Sue, the most complete Tyrannosaurus rex skeleton ever found, has been a big draw at the Field Museum for seventeen years. Last year, she was taken off display and her place taken by Maximo, a replica of the skeleton of the largest dinosaur ever found. But, Sue is back, in her very own new quarters on the second floor in a side gallery in the “Evolving Planet” exhibition.
As one enters Sue’s new quarters, one is surrounded by a mural depicting a forest that might have existed 67 million years ago.
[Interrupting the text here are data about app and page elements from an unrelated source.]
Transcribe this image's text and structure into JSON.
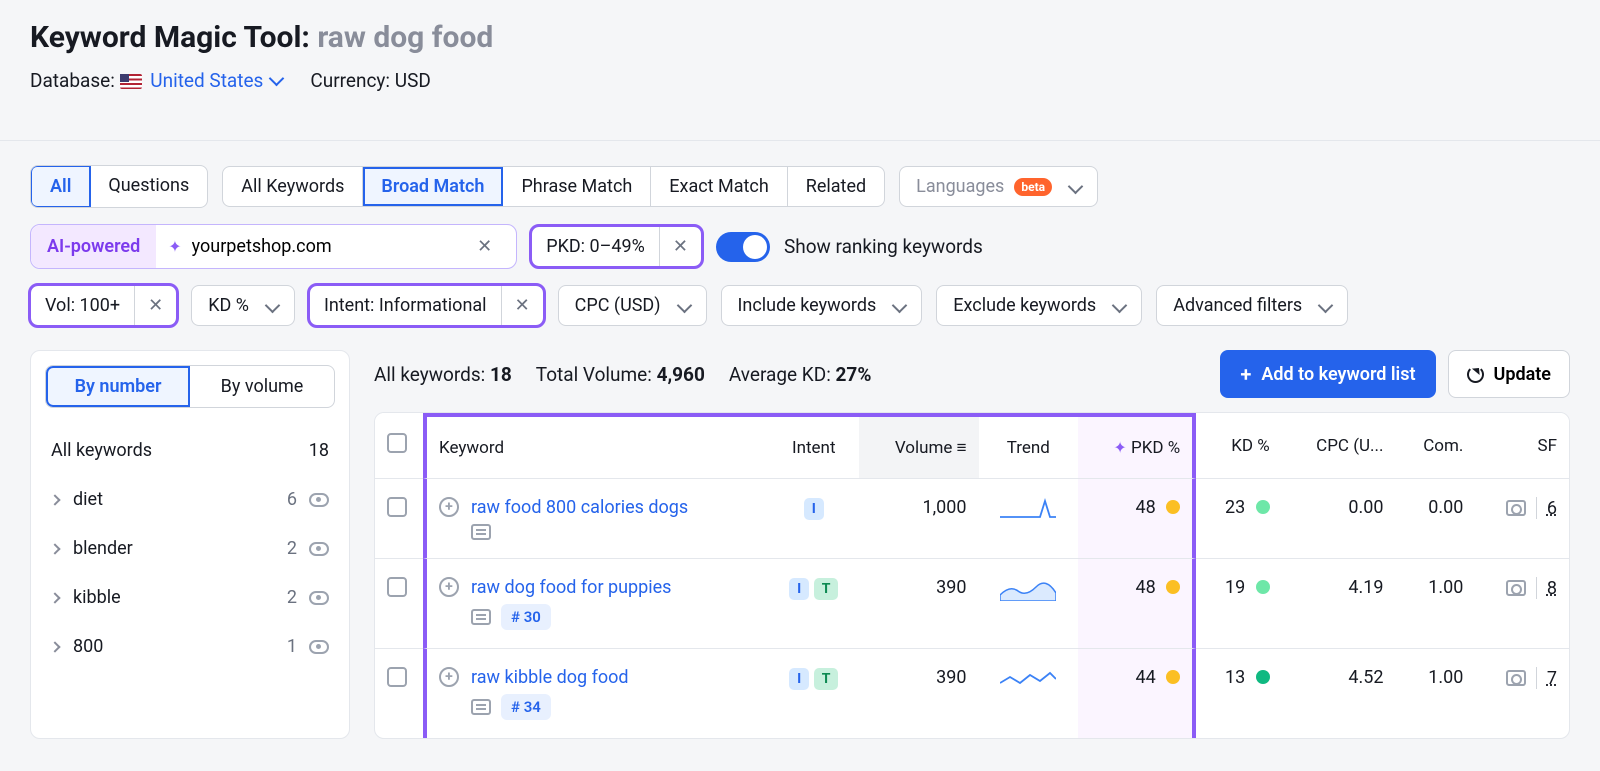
{
  "header": {
    "tool_name": "Keyword Magic Tool:",
    "query": "raw dog food",
    "database_label": "Database:",
    "database_value": "United States",
    "currency_label": "Currency:",
    "currency_value": "USD"
  },
  "tabs_scope": {
    "all": "All",
    "questions": "Questions"
  },
  "tabs_match": {
    "all_kw": "All Keywords",
    "broad": "Broad Match",
    "phrase": "Phrase Match",
    "exact": "Exact Match",
    "related": "Related"
  },
  "lang_filter": {
    "label": "Languages",
    "badge": "beta"
  },
  "ai": {
    "tag": "AI-powered",
    "domain": "yourpetshop.com"
  },
  "filters": {
    "pkd": "PKD: 0–49%",
    "toggle_label": "Show ranking keywords",
    "vol": "Vol: 100+",
    "kd": "KD %",
    "intent": "Intent: Informational",
    "cpc": "CPC (USD)",
    "include": "Include keywords",
    "exclude": "Exclude keywords",
    "advanced": "Advanced filters"
  },
  "sidebar": {
    "by_number": "By number",
    "by_volume": "By volume",
    "all_label": "All keywords",
    "all_count": "18",
    "groups": [
      {
        "name": "diet",
        "count": "6"
      },
      {
        "name": "blender",
        "count": "2"
      },
      {
        "name": "kibble",
        "count": "2"
      },
      {
        "name": "800",
        "count": "1"
      }
    ]
  },
  "stats": {
    "all_kw_label": "All keywords:",
    "all_kw_val": "18",
    "total_vol_label": "Total Volume:",
    "total_vol_val": "4,960",
    "avg_kd_label": "Average KD:",
    "avg_kd_val": "27%"
  },
  "buttons": {
    "add": "Add to keyword list",
    "update": "Update"
  },
  "table": {
    "headers": {
      "keyword": "Keyword",
      "intent": "Intent",
      "volume": "Volume",
      "trend": "Trend",
      "pkd": "PKD %",
      "kd": "KD %",
      "cpc": "CPC (U...",
      "com": "Com.",
      "sf": "SF"
    },
    "rows": [
      {
        "keyword": "raw food 800 calories dogs",
        "intents": [
          "I"
        ],
        "rank": null,
        "volume": "1,000",
        "pkd": "48",
        "pkd_color": "y",
        "kd": "23",
        "kd_color": "g",
        "cpc": "0.00",
        "com": "0.00",
        "sf": "6"
      },
      {
        "keyword": "raw dog food for puppies",
        "intents": [
          "I",
          "T"
        ],
        "rank": "# 30",
        "volume": "390",
        "pkd": "48",
        "pkd_color": "y",
        "kd": "19",
        "kd_color": "g",
        "cpc": "4.19",
        "com": "1.00",
        "sf": "8"
      },
      {
        "keyword": "raw kibble dog food",
        "intents": [
          "I",
          "T"
        ],
        "rank": "# 34",
        "volume": "390",
        "pkd": "44",
        "pkd_color": "y",
        "kd": "13",
        "kd_color": "dg",
        "cpc": "4.52",
        "com": "1.00",
        "sf": "7"
      }
    ]
  },
  "chart_data": {
    "type": "table",
    "title": "Keyword Magic Tool results for 'raw dog food'",
    "columns": [
      "Keyword",
      "Intent",
      "Volume",
      "PKD %",
      "KD %",
      "CPC (USD)",
      "Com.",
      "SF"
    ],
    "rows": [
      [
        "raw food 800 calories dogs",
        "I",
        1000,
        48,
        23,
        0.0,
        0.0,
        6
      ],
      [
        "raw dog food for puppies",
        "I,T",
        390,
        48,
        19,
        4.19,
        1.0,
        8
      ],
      [
        "raw kibble dog food",
        "I,T",
        390,
        44,
        13,
        4.52,
        1.0,
        7
      ]
    ]
  }
}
The first point of interest is a photo panel showing Sue Hendrickson, the fossil hunter who discovered the dinosaur in 1990, posed beside the site in South Dakota. (Guess who Sue, the T. rex was named for.) It’s next to an animation showing how the dinosaur became a fossil. This is on a wall that includes a large rendering of the “quarry map”, the plot of the locations of the bones on the site.
The first part of the exhibition is a large case containing Sue’s skull, with descriptions of the damage, whether before or after death, and what we’ve learned of its hearing, eyesight, and the like.
As we walk past a large rendering of what Sue probably looked like in life (hint: “friendly” is not on the list), we encounter a timeline, starting with 1997, when Sue was purchased at auction by the Museum. 1998-2000 were occupied with preparation: separating the fossil bones from the matrix, cleaning, scanning, etc. In 2000, Sue finally went on display in Stanley Field Hall.
Next is a large area with the skeleton itself, with descriptive panels placed along the circumference of the display, which tell us Sue’s age at death (30 years), which bones are real and which are reconstructions (it’s 90% real), how the display has been updated to incorporate new information, and the evidence of wounds and disease. These panels also include bronze casts of some of Sue’s bones showing details of injuries and/or disease. There is also a broadcast narrative, with titles shown against the wall, with further descriptions of the areas covered, with lights highlighting areas of the skeleton as each is discussed.
And right there is a large, multi-panel animation (with sound) which shows a T. rex hunting, a fight between a T. rex and a Triceratops, and a T. rex scavenging a dead dinosaur. (If you look carefully, you can see in the first part of each animation a small mammal in the lower left going about its daily routine — or getting out of the way as the dinosaur approaches.)
Past that is a series of cases providing some context to Sue’s environment, including fossils of plants (and what appears to be an actual piece of wood), along with fossils of mammals (which weren’t very big at that point); fossils of other dinosaurs; and fossils of other reptiles, including a very complete soft-shelled turtle.
Next we come to a case containing a Triceratops skull; against the wall are panels describing some of Sue’s likely prey.
Past Sue again (the gallery is laid out so that the traffic flow is circular, leading back to the entrance), we come to Sue’s skull once more. Against the wall on this side are, first an interactive “Sue quiz”, and then photo panels that describe some of the studies done on Sue.
The Museum has gone all out on this one – the design is well thought out, and although I could wish for more detailed labels in the “context” section, the whole is far more than the sum of its parts. Also note that the signage and labels are in English and Spanish, a practice the Museum is following more and more as sections are updated.
And a side note: If you happen to visit before roughly mid-February, 2019, you’ll have to get tickets for a specific time to view Sue. That’s how popular it is.